▸ **TASK TO COMPLETE**
Every line of the data should be output word for word.

▸ **RECORDS FOR THE EXERCISE**
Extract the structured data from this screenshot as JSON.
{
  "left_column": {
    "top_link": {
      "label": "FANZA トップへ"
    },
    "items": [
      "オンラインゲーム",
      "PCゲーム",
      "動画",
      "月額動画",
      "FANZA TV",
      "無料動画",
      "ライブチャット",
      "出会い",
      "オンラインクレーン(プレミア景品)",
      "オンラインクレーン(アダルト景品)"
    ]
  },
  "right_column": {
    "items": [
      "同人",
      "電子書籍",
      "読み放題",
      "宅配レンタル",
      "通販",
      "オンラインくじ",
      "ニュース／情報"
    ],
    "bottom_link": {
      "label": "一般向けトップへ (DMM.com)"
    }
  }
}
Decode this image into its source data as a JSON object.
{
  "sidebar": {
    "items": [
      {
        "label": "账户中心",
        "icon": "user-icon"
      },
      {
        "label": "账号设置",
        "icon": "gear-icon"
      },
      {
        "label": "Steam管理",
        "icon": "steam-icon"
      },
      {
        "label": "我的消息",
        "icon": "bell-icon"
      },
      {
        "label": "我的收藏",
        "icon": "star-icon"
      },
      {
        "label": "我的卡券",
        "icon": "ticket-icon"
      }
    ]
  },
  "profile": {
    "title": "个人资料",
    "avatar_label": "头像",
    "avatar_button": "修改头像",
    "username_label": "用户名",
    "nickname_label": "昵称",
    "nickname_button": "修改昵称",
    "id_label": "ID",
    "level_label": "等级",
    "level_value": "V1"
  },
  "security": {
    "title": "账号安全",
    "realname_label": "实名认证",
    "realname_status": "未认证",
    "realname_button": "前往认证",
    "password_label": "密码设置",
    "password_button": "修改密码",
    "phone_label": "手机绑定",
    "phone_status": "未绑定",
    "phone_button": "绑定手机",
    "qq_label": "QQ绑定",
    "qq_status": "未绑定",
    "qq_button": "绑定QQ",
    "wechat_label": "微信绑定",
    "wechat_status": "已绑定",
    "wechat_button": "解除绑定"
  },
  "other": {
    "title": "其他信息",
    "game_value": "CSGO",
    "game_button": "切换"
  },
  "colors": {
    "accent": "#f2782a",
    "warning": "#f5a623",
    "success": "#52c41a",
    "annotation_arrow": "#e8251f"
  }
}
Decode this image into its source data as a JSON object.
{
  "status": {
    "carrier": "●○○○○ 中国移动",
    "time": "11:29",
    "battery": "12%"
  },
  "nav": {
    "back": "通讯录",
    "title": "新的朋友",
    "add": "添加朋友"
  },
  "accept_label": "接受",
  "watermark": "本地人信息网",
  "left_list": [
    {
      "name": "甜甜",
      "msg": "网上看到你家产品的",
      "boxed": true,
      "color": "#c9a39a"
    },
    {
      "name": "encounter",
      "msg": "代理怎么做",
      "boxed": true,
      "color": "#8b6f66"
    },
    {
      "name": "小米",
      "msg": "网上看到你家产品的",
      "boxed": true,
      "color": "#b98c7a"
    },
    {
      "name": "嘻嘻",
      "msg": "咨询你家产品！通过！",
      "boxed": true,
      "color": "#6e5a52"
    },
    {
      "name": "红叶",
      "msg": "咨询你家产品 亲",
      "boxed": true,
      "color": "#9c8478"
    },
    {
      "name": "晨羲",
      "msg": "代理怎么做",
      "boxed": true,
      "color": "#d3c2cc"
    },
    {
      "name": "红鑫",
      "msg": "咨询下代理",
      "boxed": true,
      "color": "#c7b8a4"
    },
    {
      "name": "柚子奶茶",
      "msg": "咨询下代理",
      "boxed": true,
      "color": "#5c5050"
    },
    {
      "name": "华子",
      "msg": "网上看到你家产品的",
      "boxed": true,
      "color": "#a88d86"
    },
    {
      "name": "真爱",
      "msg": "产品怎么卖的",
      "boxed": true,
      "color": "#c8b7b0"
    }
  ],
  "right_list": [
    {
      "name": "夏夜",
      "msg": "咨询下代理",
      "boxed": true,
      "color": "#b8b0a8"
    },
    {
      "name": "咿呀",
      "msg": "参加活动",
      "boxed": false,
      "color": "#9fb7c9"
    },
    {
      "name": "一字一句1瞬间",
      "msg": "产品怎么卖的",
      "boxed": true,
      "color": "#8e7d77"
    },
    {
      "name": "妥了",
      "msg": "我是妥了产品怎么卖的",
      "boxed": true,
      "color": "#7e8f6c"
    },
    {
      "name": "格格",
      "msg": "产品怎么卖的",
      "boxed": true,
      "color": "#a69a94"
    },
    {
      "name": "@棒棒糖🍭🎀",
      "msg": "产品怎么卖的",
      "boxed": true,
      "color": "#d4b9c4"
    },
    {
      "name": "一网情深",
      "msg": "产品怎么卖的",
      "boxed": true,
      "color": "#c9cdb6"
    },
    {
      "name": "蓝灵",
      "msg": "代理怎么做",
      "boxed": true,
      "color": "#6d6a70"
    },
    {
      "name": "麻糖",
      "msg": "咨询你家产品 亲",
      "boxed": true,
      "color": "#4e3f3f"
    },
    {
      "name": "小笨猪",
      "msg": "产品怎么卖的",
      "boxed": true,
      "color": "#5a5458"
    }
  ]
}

▸ **SOLUTION TO THIS PROBLEM**
Extract the structured data from this screenshot as JSON.
{
  "left_column": {
    "top_link": {
      "label": "FANZA トップへ"
    },
    "items": [
      "オンラインゲーム",
      "PCゲーム",
      "動画",
      "月額動画",
      "FANZA TV",
      "無料動画",
      "ライブチャット",
      "出会い",
      "オンラインクレーン(プレミア景品)",
      "オンラインクレーン(アダルト景品)"
    ]
  },
  "right_column": {
    "items": [
      "同人",
      "電子書籍",
      "読み放題",
      "宅配レンタル",
      "通販",
      "オンラインくじ",
      "ニュース／情報"
    ],
    "bottom_link": {
      "label": "一般向けトップへ (DMM.com)"
    }
  }
}
Decode this image into its source data as a JSON object.
{
  "sidebar": {
    "items": [
      {
        "label": "账户中心",
        "icon": "user-icon"
      },
      {
        "label": "账号设置",
        "icon": "gear-icon"
      },
      {
        "label": "Steam管理",
        "icon": "steam-icon"
      },
      {
        "label": "我的消息",
        "icon": "bell-icon"
      },
      {
        "label": "我的收藏",
        "icon": "star-icon"
      },
      {
        "label": "我的卡券",
        "icon": "ticket-icon"
      }
    ]
  },
  "profile": {
    "title": "个人资料",
    "avatar_label": "头像",
    "avatar_button": "修改头像",
    "username_label": "用户名",
    "nickname_label": "昵称",
    "nickname_button": "修改昵称",
    "id_label": "ID",
    "level_label": "等级",
    "level_value": "V1"
  },
  "security": {
    "title": "账号安全",
    "realname_label": "实名认证",
    "realname_status": "未认证",
    "realname_button": "前往认证",
    "password_label": "密码设置",
    "password_button": "修改密码",
    "phone_label": "手机绑定",
    "phone_status": "未绑定",
    "phone_button": "绑定手机",
    "qq_label": "QQ绑定",
    "qq_status": "未绑定",
    "qq_button": "绑定QQ",
    "wechat_label": "微信绑定",
    "wechat_status": "已绑定",
    "wechat_button": "解除绑定"
  },
  "other": {
    "title": "其他信息",
    "game_value": "CSGO",
    "game_button": "切换"
  },
  "colors": {
    "accent": "#f2782a",
    "warning": "#f5a623",
    "success": "#52c41a",
    "annotation_arrow": "#e8251f"
  }
}
Decode this image into its source data as a JSON object.
{
  "status": {
    "carrier": "●○○○○ 中国移动",
    "time": "11:29",
    "battery": "12%"
  },
  "nav": {
    "back": "通讯录",
    "title": "新的朋友",
    "add": "添加朋友"
  },
  "accept_label": "接受",
  "watermark": "本地人信息网",
  "left_list": [
    {
      "name": "甜甜",
      "msg": "网上看到你家产品的",
      "boxed": true,
      "color": "#c9a39a"
    },
    {
      "name": "encounter",
      "msg": "代理怎么做",
      "boxed": true,
      "color": "#8b6f66"
    },
    {
      "name": "小米",
      "msg": "网上看到你家产品的",
      "boxed": true,
      "color": "#b98c7a"
    },
    {
      "name": "嘻嘻",
      "msg": "咨询你家产品！通过！",
      "boxed": true,
      "color": "#6e5a52"
    },
    {
      "name": "红叶",
      "msg": "咨询你家产品 亲",
      "boxed": true,
      "color": "#9c8478"
    },
    {
      "name": "晨羲",
      "msg": "代理怎么做",
      "boxed": true,
      "color": "#d3c2cc"
    },
    {
      "name": "红鑫",
      "msg": "咨询下代理",
      "boxed": true,
      "color": "#c7b8a4"
    },
    {
      "name": "柚子奶茶",
      "msg": "咨询下代理",
      "boxed": true,
      "color": "#5c5050"
    },
    {
      "name": "华子",
      "msg": "网上看到你家产品的",
      "boxed": true,
      "color": "#a88d86"
    },
    {
      "name": "真爱",
      "msg": "产品怎么卖的",
      "boxed": true,
      "color": "#c8b7b0"
    }
  ],
  "right_list": [
    {
      "name": "夏夜",
      "msg": "咨询下代理",
      "boxed": true,
      "color": "#b8b0a8"
    },
    {
      "name": "咿呀",
      "msg": "参加活动",
      "boxed": false,
      "color": "#9fb7c9"
    },
    {
      "name": "一字一句1瞬间",
      "msg": "产品怎么卖的",
      "boxed": true,
      "color": "#8e7d77"
    },
    {
      "name": "妥了",
      "msg": "我是妥了产品怎么卖的",
      "boxed": true,
      "color": "#7e8f6c"
    },
    {
      "name": "格格",
      "msg": "产品怎么卖的",
      "boxed": true,
      "color": "#a69a94"
    },
    {
      "name": "@棒棒糖🍭🎀",
      "msg": "产品怎么卖的",
      "boxed": true,
      "color": "#d4b9c4"
    },
    {
      "name": "一网情深",
      "msg": "产品怎么卖的",
      "boxed": true,
      "color": "#c9cdb6"
    },
    {
      "name": "蓝灵",
      "msg": "代理怎么做",
      "boxed": true,
      "color": "#6d6a70"
    },
    {
      "name": "麻糖",
      "msg": "咨询你家产品 亲",
      "boxed": true,
      "color": "#4e3f3f"
    },
    {
      "name": "小笨猪",
      "msg": "产品怎么卖的",
      "boxed": true,
      "color": "#5a5458"
    }
  ]
}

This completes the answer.